Task item. The response must reproduce exactly every line of the material below holding the word "true".
[Start of Attachment]
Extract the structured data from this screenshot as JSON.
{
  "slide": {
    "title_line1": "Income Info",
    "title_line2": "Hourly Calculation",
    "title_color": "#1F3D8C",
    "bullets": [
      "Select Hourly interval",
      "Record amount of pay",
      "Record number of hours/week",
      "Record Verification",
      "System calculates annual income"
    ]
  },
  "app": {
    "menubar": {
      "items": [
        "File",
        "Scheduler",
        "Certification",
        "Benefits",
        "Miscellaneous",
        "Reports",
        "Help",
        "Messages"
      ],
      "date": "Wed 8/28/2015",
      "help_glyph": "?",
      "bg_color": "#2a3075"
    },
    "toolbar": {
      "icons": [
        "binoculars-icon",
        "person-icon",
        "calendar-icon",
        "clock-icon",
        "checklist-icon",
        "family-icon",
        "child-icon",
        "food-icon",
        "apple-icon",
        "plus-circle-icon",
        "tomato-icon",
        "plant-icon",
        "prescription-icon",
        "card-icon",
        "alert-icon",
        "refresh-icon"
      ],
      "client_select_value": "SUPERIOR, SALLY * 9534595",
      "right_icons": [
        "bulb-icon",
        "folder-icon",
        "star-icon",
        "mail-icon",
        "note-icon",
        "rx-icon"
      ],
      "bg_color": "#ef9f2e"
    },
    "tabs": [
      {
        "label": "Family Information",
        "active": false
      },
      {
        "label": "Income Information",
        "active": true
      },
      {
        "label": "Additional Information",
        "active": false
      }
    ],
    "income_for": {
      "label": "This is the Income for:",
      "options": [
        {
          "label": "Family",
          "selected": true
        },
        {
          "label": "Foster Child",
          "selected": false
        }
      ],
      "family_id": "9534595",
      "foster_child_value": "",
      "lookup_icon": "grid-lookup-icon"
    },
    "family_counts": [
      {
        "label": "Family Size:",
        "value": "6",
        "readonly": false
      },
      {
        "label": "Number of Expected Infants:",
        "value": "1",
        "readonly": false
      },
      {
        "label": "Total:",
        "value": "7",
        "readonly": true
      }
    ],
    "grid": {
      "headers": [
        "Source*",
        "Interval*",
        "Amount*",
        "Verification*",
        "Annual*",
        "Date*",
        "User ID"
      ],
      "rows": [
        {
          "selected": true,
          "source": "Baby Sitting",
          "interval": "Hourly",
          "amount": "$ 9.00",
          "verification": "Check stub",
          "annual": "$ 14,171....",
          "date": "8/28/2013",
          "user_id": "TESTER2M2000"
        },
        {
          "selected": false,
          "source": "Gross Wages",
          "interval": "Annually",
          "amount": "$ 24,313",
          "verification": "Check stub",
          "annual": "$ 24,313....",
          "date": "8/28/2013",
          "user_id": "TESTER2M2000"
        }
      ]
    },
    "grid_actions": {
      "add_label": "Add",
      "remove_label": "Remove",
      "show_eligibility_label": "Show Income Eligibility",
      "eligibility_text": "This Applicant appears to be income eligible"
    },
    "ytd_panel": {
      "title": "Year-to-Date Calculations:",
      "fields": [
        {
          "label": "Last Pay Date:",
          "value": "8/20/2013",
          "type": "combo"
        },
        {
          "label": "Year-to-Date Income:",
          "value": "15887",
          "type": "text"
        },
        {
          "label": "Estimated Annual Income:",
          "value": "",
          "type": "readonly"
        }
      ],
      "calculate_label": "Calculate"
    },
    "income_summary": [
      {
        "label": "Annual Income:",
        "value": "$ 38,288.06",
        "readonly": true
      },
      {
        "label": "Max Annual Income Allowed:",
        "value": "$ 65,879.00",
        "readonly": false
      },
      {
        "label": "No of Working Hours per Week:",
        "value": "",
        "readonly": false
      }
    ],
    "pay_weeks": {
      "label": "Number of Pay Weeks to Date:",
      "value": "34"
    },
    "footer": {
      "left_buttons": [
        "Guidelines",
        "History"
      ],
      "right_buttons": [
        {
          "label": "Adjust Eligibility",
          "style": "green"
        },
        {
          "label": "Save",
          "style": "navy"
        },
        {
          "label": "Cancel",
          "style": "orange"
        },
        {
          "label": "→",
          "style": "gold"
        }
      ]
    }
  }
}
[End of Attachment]
Output for this exercise.
        "active": true
          "selected": true
        "readonly": true
          "selected": true,
        "readonly": true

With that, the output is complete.